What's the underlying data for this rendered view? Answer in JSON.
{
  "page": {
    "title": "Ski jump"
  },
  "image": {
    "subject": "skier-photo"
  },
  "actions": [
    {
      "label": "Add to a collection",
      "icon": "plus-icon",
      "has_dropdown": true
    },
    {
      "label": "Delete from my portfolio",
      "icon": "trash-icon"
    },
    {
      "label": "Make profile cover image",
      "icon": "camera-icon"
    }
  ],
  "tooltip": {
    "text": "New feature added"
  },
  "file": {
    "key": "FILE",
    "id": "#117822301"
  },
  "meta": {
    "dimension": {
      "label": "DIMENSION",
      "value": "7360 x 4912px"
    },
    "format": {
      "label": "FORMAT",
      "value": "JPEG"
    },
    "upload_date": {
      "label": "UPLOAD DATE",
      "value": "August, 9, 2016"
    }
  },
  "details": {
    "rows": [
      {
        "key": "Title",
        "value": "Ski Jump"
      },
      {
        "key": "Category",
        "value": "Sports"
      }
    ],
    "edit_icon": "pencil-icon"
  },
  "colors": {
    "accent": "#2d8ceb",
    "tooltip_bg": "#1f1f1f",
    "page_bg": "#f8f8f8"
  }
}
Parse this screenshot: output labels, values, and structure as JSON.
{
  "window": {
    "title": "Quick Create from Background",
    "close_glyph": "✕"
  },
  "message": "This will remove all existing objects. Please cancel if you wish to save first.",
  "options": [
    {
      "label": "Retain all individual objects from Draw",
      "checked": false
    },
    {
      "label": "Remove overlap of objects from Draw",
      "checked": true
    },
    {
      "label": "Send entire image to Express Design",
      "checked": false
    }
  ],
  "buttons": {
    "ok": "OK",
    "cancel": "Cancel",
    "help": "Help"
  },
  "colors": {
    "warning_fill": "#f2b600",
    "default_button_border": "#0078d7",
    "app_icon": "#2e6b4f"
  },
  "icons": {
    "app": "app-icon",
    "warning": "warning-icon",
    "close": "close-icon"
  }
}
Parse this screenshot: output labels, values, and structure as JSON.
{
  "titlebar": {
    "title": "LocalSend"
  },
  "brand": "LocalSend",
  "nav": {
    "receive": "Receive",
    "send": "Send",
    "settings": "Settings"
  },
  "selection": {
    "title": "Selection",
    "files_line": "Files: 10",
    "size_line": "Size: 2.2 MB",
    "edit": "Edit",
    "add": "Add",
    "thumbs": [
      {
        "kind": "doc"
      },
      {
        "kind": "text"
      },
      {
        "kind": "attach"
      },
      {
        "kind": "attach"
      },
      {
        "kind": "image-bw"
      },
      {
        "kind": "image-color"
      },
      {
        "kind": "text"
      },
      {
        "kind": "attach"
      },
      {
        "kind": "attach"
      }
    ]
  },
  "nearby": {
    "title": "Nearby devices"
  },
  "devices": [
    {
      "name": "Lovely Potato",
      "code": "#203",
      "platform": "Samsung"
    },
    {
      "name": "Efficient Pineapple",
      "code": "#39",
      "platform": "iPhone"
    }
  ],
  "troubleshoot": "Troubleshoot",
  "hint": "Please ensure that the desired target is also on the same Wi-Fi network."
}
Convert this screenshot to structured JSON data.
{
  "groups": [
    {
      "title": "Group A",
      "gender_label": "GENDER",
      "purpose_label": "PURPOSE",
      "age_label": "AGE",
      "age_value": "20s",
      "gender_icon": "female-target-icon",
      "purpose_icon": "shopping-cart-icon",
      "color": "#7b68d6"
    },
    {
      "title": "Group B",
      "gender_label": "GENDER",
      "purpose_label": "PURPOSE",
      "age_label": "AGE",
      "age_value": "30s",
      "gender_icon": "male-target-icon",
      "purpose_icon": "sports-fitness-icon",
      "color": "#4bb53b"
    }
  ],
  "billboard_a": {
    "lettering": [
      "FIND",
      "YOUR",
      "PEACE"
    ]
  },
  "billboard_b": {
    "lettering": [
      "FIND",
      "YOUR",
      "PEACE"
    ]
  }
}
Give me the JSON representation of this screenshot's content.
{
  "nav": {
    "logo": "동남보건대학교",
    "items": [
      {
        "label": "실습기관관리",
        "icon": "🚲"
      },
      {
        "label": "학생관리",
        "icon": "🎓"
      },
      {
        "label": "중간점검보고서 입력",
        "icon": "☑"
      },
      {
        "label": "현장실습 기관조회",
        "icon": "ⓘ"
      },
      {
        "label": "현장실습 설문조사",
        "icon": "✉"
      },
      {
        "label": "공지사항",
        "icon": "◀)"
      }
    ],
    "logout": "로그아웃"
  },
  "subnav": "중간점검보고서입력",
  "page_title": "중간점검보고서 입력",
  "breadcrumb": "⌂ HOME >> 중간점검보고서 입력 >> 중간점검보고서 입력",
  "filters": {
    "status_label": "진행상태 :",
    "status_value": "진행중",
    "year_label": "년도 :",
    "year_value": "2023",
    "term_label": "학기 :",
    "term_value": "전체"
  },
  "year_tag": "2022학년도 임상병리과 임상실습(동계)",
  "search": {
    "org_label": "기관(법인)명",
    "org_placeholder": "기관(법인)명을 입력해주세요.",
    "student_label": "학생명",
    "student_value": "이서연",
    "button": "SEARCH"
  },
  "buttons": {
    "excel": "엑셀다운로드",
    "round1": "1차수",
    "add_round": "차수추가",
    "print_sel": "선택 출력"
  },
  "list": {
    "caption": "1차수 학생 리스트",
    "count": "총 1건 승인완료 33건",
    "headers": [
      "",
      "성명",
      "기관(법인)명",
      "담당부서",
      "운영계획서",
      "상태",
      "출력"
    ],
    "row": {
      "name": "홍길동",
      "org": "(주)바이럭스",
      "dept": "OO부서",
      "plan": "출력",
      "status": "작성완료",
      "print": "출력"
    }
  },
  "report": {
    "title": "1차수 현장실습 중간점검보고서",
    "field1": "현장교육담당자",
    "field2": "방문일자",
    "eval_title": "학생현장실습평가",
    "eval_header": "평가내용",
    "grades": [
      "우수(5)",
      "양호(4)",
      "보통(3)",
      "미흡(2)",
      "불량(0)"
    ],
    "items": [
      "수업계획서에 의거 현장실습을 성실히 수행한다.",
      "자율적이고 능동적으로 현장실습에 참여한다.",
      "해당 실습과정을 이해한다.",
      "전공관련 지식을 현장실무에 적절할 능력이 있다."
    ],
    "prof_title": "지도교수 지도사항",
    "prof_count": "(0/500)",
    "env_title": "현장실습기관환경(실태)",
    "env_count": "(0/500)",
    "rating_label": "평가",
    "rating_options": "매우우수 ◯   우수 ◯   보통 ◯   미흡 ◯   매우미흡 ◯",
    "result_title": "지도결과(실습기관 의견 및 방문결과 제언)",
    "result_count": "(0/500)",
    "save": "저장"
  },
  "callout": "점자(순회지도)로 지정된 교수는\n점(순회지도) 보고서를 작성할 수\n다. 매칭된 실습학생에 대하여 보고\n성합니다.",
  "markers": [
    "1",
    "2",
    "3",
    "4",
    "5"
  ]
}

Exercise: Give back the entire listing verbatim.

Output of the exercise:
What's the underlying data for this rendered view? Answer in JSON.
{
  "page": {
    "title": "Ski jump"
  },
  "image": {
    "subject": "skier-photo"
  },
  "actions": [
    {
      "label": "Add to a collection",
      "icon": "plus-icon",
      "has_dropdown": true
    },
    {
      "label": "Delete from my portfolio",
      "icon": "trash-icon"
    },
    {
      "label": "Make profile cover image",
      "icon": "camera-icon"
    }
  ],
  "tooltip": {
    "text": "New feature added"
  },
  "file": {
    "key": "FILE",
    "id": "#117822301"
  },
  "meta": {
    "dimension": {
      "label": "DIMENSION",
      "value": "7360 x 4912px"
    },
    "format": {
      "label": "FORMAT",
      "value": "JPEG"
    },
    "upload_date": {
      "label": "UPLOAD DATE",
      "value": "August, 9, 2016"
    }
  },
  "details": {
    "rows": [
      {
        "key": "Title",
        "value": "Ski Jump"
      },
      {
        "key": "Category",
        "value": "Sports"
      }
    ],
    "edit_icon": "pencil-icon"
  },
  "colors": {
    "accent": "#2d8ceb",
    "tooltip_bg": "#1f1f1f",
    "page_bg": "#f8f8f8"
  }
}
Parse this screenshot: output labels, values, and structure as JSON.
{
  "window": {
    "title": "Quick Create from Background",
    "close_glyph": "✕"
  },
  "message": "This will remove all existing objects. Please cancel if you wish to save first.",
  "options": [
    {
      "label": "Retain all individual objects from Draw",
      "checked": false
    },
    {
      "label": "Remove overlap of objects from Draw",
      "checked": true
    },
    {
      "label": "Send entire image to Express Design",
      "checked": false
    }
  ],
  "buttons": {
    "ok": "OK",
    "cancel": "Cancel",
    "help": "Help"
  },
  "colors": {
    "warning_fill": "#f2b600",
    "default_button_border": "#0078d7",
    "app_icon": "#2e6b4f"
  },
  "icons": {
    "app": "app-icon",
    "warning": "warning-icon",
    "close": "close-icon"
  }
}
Parse this screenshot: output labels, values, and structure as JSON.
{
  "titlebar": {
    "title": "LocalSend"
  },
  "brand": "LocalSend",
  "nav": {
    "receive": "Receive",
    "send": "Send",
    "settings": "Settings"
  },
  "selection": {
    "title": "Selection",
    "files_line": "Files: 10",
    "size_line": "Size: 2.2 MB",
    "edit": "Edit",
    "add": "Add",
    "thumbs": [
      {
        "kind": "doc"
      },
      {
        "kind": "text"
      },
      {
        "kind": "attach"
      },
      {
        "kind": "attach"
      },
      {
        "kind": "image-bw"
      },
      {
        "kind": "image-color"
      },
      {
        "kind": "text"
      },
      {
        "kind": "attach"
      },
      {
        "kind": "attach"
      }
    ]
  },
  "nearby": {
    "title": "Nearby devices"
  },
  "devices": [
    {
      "name": "Lovely Potato",
      "code": "#203",
      "platform": "Samsung"
    },
    {
      "name": "Efficient Pineapple",
      "code": "#39",
      "platform": "iPhone"
    }
  ],
  "troubleshoot": "Troubleshoot",
  "hint": "Please ensure that the desired target is also on the same Wi-Fi network."
}
Convert this screenshot to structured JSON data.
{
  "groups": [
    {
      "title": "Group A",
      "gender_label": "GENDER",
      "purpose_label": "PURPOSE",
      "age_label": "AGE",
      "age_value": "20s",
      "gender_icon": "female-target-icon",
      "purpose_icon": "shopping-cart-icon",
      "color": "#7b68d6"
    },
    {
      "title": "Group B",
      "gender_label": "GENDER",
      "purpose_label": "PURPOSE",
      "age_label": "AGE",
      "age_value": "30s",
      "gender_icon": "male-target-icon",
      "purpose_icon": "sports-fitness-icon",
      "color": "#4bb53b"
    }
  ],
  "billboard_a": {
    "lettering": [
      "FIND",
      "YOUR",
      "PEACE"
    ]
  },
  "billboard_b": {
    "lettering": [
      "FIND",
      "YOUR",
      "PEACE"
    ]
  }
}
Give me the JSON representation of this screenshot's content.
{
  "nav": {
    "logo": "동남보건대학교",
    "items": [
      {
        "label": "실습기관관리",
        "icon": "🚲"
      },
      {
        "label": "학생관리",
        "icon": "🎓"
      },
      {
        "label": "중간점검보고서 입력",
        "icon": "☑"
      },
      {
        "label": "현장실습 기관조회",
        "icon": "ⓘ"
      },
      {
        "label": "현장실습 설문조사",
        "icon": "✉"
      },
      {
        "label": "공지사항",
        "icon": "◀)"
      }
    ],
    "logout": "로그아웃"
  },
  "subnav": "중간점검보고서입력",
  "page_title": "중간점검보고서 입력",
  "breadcrumb": "⌂ HOME >> 중간점검보고서 입력 >> 중간점검보고서 입력",
  "filters": {
    "status_label": "진행상태 :",
    "status_value": "진행중",
    "year_label": "년도 :",
    "year_value": "2023",
    "term_label": "학기 :",
    "term_value": "전체"
  },
  "year_tag": "2022학년도 임상병리과 임상실습(동계)",
  "search": {
    "org_label": "기관(법인)명",
    "org_placeholder": "기관(법인)명을 입력해주세요.",
    "student_label": "학생명",
    "student_value": "이서연",
    "button": "SEARCH"
  },
  "buttons": {
    "excel": "엑셀다운로드",
    "round1": "1차수",
    "add_round": "차수추가",
    "print_sel": "선택 출력"
  },
  "list": {
    "caption": "1차수 학생 리스트",
    "count": "총 1건 승인완료 33건",
    "headers": [
      "",
      "성명",
      "기관(법인)명",
      "담당부서",
      "운영계획서",
      "상태",
      "출력"
    ],
    "row": {
      "name": "홍길동",
      "org": "(주)바이럭스",
      "dept": "OO부서",
      "plan": "출력",
      "status": "작성완료",
      "print": "출력"
    }
  },
  "report": {
    "title": "1차수 현장실습 중간점검보고서",
    "field1": "현장교육담당자",
    "field2": "방문일자",
    "eval_title": "학생현장실습평가",
    "eval_header": "평가내용",
    "grades": [
      "우수(5)",
      "양호(4)",
      "보통(3)",
      "미흡(2)",
      "불량(0)"
    ],
    "items": [
      "수업계획서에 의거 현장실습을 성실히 수행한다.",
      "자율적이고 능동적으로 현장실습에 참여한다.",
      "해당 실습과정을 이해한다.",
      "전공관련 지식을 현장실무에 적절할 능력이 있다."
    ],
    "prof_title": "지도교수 지도사항",
    "prof_count": "(0/500)",
    "env_title": "현장실습기관환경(실태)",
    "env_count": "(0/500)",
    "rating_label": "평가",
    "rating_options": "매우우수 ◯   우수 ◯   보통 ◯   미흡 ◯   매우미흡 ◯",
    "result_title": "지도결과(실습기관 의견 및 방문결과 제언)",
    "result_count": "(0/500)",
    "save": "저장"
  },
  "callout": "점자(순회지도)로 지정된 교수는\n점(순회지도) 보고서를 작성할 수\n다. 매칭된 실습학생에 대하여 보고\n성합니다.",
  "markers": [
    "1",
    "2",
    "3",
    "4",
    "5"
  ]
}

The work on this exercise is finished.